[[ SOURCE DATA, beginning ]]

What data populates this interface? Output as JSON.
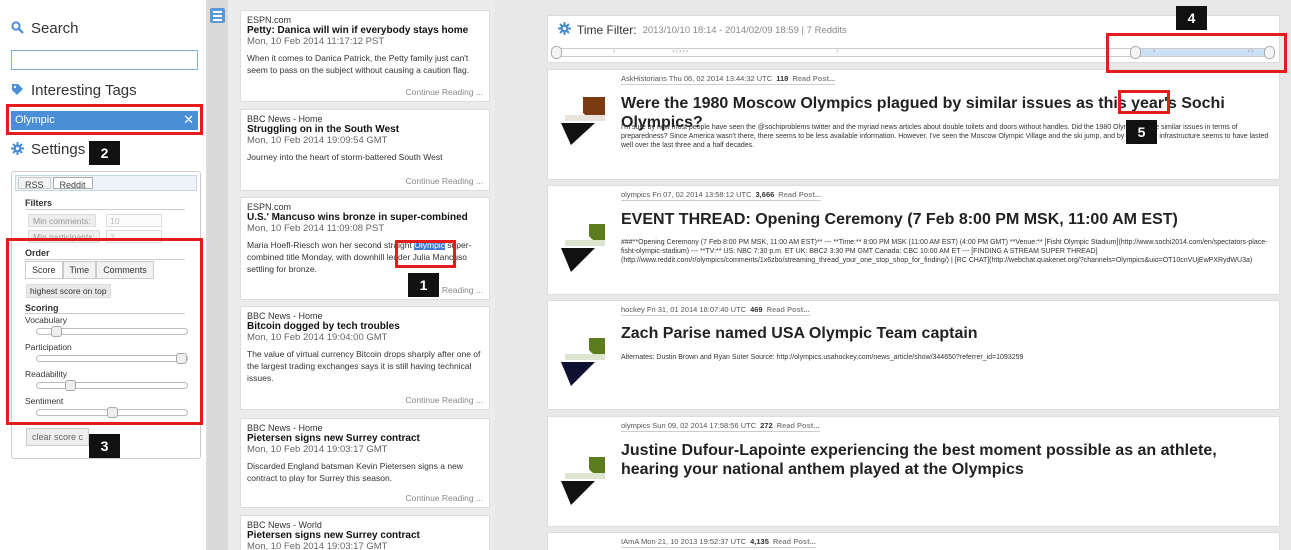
{
  "sidebar": {
    "search_label": "Search",
    "search_value": "",
    "tags_label": "Interesting Tags",
    "active_tag": "Olympic",
    "tag_remove": "✕",
    "settings_label": "Settings",
    "tabs": [
      "RSS",
      "Reddit"
    ],
    "filters_label": "Filters",
    "min_comments_label": "Min comments:",
    "min_comments_value": "10",
    "min_participants_label": "Min participants:",
    "min_participants_value": "2",
    "order_label": "Order",
    "order_buttons": [
      "Score",
      "Time",
      "Comments"
    ],
    "order_pill": "highest score on top",
    "scoring_label": "Scoring",
    "scoring": [
      {
        "label": "Vocabulary",
        "level": 0.1
      },
      {
        "label": "Participation",
        "level": 1.0
      },
      {
        "label": "Readability",
        "level": 0.2
      },
      {
        "label": "Sentiment",
        "level": 0.5
      }
    ],
    "clear_button": "clear score c"
  },
  "news": [
    {
      "source": "ESPN.com",
      "title": "Petty: Danica will win if everybody stays home",
      "date": "Mon, 10 Feb 2014 11:17:12 PST",
      "body": "When it comes to Danica Patrick, the Petty family just can't seem to pass on the subject without causing a caution flag.",
      "more": "Continue Reading ..."
    },
    {
      "source": "BBC News - Home",
      "title": "Struggling on in the South West",
      "date": "Mon, 10 Feb 2014 19:09:54 GMT",
      "body": "Journey into the heart of storm-battered South West",
      "more": "Continue Reading ..."
    },
    {
      "source": "ESPN.com",
      "title": "U.S.' Mancuso wins bronze in super-combined",
      "date": "Mon, 10 Feb 2014 11:09:08 PST",
      "body_pre": "Maria Hoefl-Riesch won her second straight ",
      "body_hl": "Olympic",
      "body_post": " super-combined title Monday, with downhill leader Julia Mancuso settling for bronze.",
      "more": "Reading ..."
    },
    {
      "source": "BBC News - Home",
      "title": "Bitcoin dogged by tech troubles",
      "date": "Mon, 10 Feb 2014 19:04:00 GMT",
      "body": "The value of virtual currency Bitcoin drops sharply after one of the largest trading exchanges says it is still having technical issues.",
      "more": "Continue Reading ..."
    },
    {
      "source": "BBC News - Home",
      "title": "Pietersen signs new Surrey contract",
      "date": "Mon, 10 Feb 2014 19:03:17 GMT",
      "body": "Discarded England batsman Kevin Pietersen signs a new contract to play for Surrey this season.",
      "more": "Continue Reading ..."
    },
    {
      "source": "BBC News - World",
      "title": "Pietersen signs new Surrey contract",
      "date": "Mon, 10 Feb 2014 19:03:17 GMT"
    }
  ],
  "time_filter": {
    "label": "Time Filter:",
    "range": "2013/10/10 18:14 - 2014/02/09 18:59 | 7 Reddits",
    "range_start": 0.8,
    "range_end": 1.0
  },
  "posts": [
    {
      "sub": "AskHistorians",
      "date": "Thu 06, 02 2014 13:44:32 UTC",
      "score": "118",
      "read": "Read Post...",
      "title_pre": "Were the 1980 Moscow Olympics plagued by similar issues as this year's ",
      "title_hl": "Sochi",
      "title_post": " Olympics?",
      "body": "I'm sure by now most people have seen the @sochiproblems twitter and the myriad news articles about double toilets and doors without handles. Did the 1980 Olympics have similar issues in terms of preparedness? Since America wasn't there, there seems to be less available information. However, I've seen the Moscow Olympic Village and the ski jump, and by now -- the infrastructure seems to have lasted well over the last three and a half decades.",
      "logo_top": "#7a3b12",
      "logo_bottom": "#111111"
    },
    {
      "sub": "olympics",
      "date": "Fri 07, 02 2014 13:58:12 UTC",
      "score": "3,666",
      "read": "Read Post...",
      "title": "EVENT THREAD: Opening Ceremony (7 Feb 8:00 PM MSK, 11:00 AM EST)",
      "body": "###**Opening Ceremony (7 Feb 8:00 PM MSK, 11:00 AM EST)** --- **Time:** 8:00 PM MSK (11:00 AM EST) (4:00 PM GMT) **Venue:** [Fisht Olympic Stadium](http://www.sochi2014.com/en/spectators-place-fisht-olympic-stadium) --- **TV:** US: NBC 7:30 p.m. ET UK: BBC2 3:30 PM GMT Canada: CBC 10:00 AM ET --- [FINDING A STREAM SUPER THREAD](http://www.reddit.com/r/olympics/comments/1x6zbo/streaming_thread_your_one_stop_shop_for_finding/) | [RC CHAT](http://webchat.quakenet.org/?channels=Olympics&uio=OT10cnVUjEwPXRydWU3a)",
      "logo_top": "#5b7d1e",
      "logo_bottom": "#111111"
    },
    {
      "sub": "hockey",
      "date": "Fri 31, 01 2014 18:07:40 UTC",
      "score": "469",
      "read": "Read Post...",
      "title": "Zach Parise named USA Olympic Team captain",
      "body": "Alternates: Dustin Brown and Ryan Suter Source: http://olympics.usahockey.com/news_article/show/344650?referrer_id=1093259",
      "logo_top": "#5b7d1e",
      "logo_bottom": "#0e1030"
    },
    {
      "sub": "olympics",
      "date": "Sun 09, 02 2014 17:58:56 UTC",
      "score": "272",
      "read": "Read Post...",
      "title": "Justine Dufour-Lapointe experiencing the best moment possible as an athlete, hearing your national anthem played at the Olympics",
      "body": "",
      "logo_top": "#5b7d1e",
      "logo_bottom": "#111111"
    },
    {
      "sub": "IAmA",
      "date": "Mon 21, 10 2013 19:52:37 UTC",
      "score": "4,135",
      "read": "Read Post..."
    }
  ],
  "annotations": [
    "1",
    "2",
    "3",
    "4",
    "5"
  ],
  "colors": {
    "accent": "#4a8fd6",
    "annotation": "#e31c1c"
  }
}
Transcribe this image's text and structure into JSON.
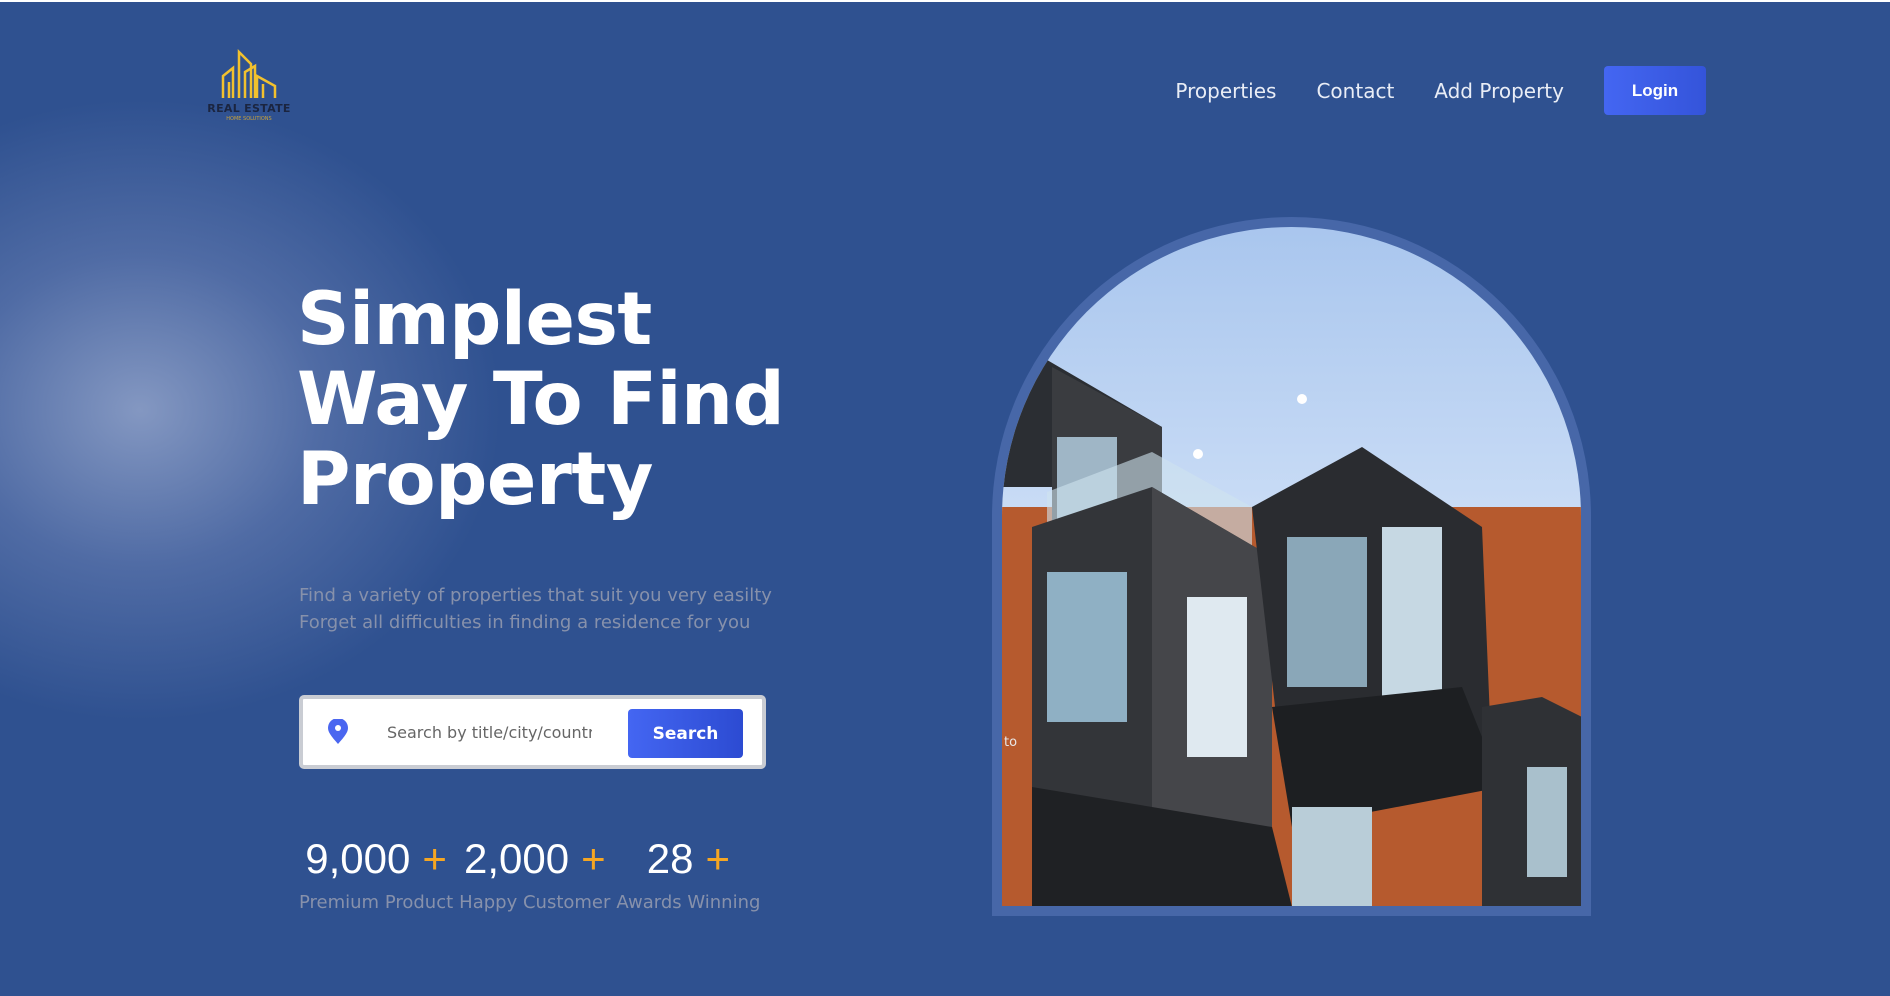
{
  "brand": {
    "title": "REAL ESTATE",
    "subtitle": "HOME SOLUTIONS",
    "color": "#f2c12e"
  },
  "nav": {
    "items": [
      "Properties",
      "Contact",
      "Add Property"
    ],
    "login": "Login"
  },
  "hero": {
    "title_lines": [
      "Simplest",
      "Way To Find",
      "Property"
    ],
    "subtitle_lines": [
      "Find a variety of properties that suit you very easilty",
      "Forget all difficulties in finding a residence for you"
    ]
  },
  "search": {
    "placeholder": "Search by title/city/country",
    "button": "Search",
    "icon": "map-pin-icon"
  },
  "stats": [
    {
      "value": "9,000",
      "plus": "+",
      "label": "Premium Product"
    },
    {
      "value": "2,000",
      "plus": "+",
      "label": "Happy Customer"
    },
    {
      "value": "28",
      "plus": "+",
      "label": "Awards Winning"
    }
  ],
  "image": {
    "stray_text": "to"
  },
  "colors": {
    "background": "#2f5190",
    "accent": "#3f5ff0",
    "plus": "#f5a623"
  }
}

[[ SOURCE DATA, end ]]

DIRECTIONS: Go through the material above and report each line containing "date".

RESULT FOR THIS EXERCISE:
      "date": "Mon, 10 Feb 2014 11:17:12 PST",
      "date": "Mon, 10 Feb 2014 19:09:54 GMT",
      "date": "Mon, 10 Feb 2014 11:09:08 PST",
      "date": "Mon, 10 Feb 2014 19:04:00 GMT",
      "date": "Mon, 10 Feb 2014 19:03:17 GMT",
      "date": "Mon, 10 Feb 2014 19:03:17 GMT"
      "date": "Thu 06, 02 2014 13:44:32 UTC",
      "date": "Fri 07, 02 2014 13:58:12 UTC",
      "date": "Fri 31, 01 2014 18:07:40 UTC",
      "date": "Sun 09, 02 2014 17:58:56 UTC",
      "date": "Mon 21, 10 2013 19:52:37 UTC",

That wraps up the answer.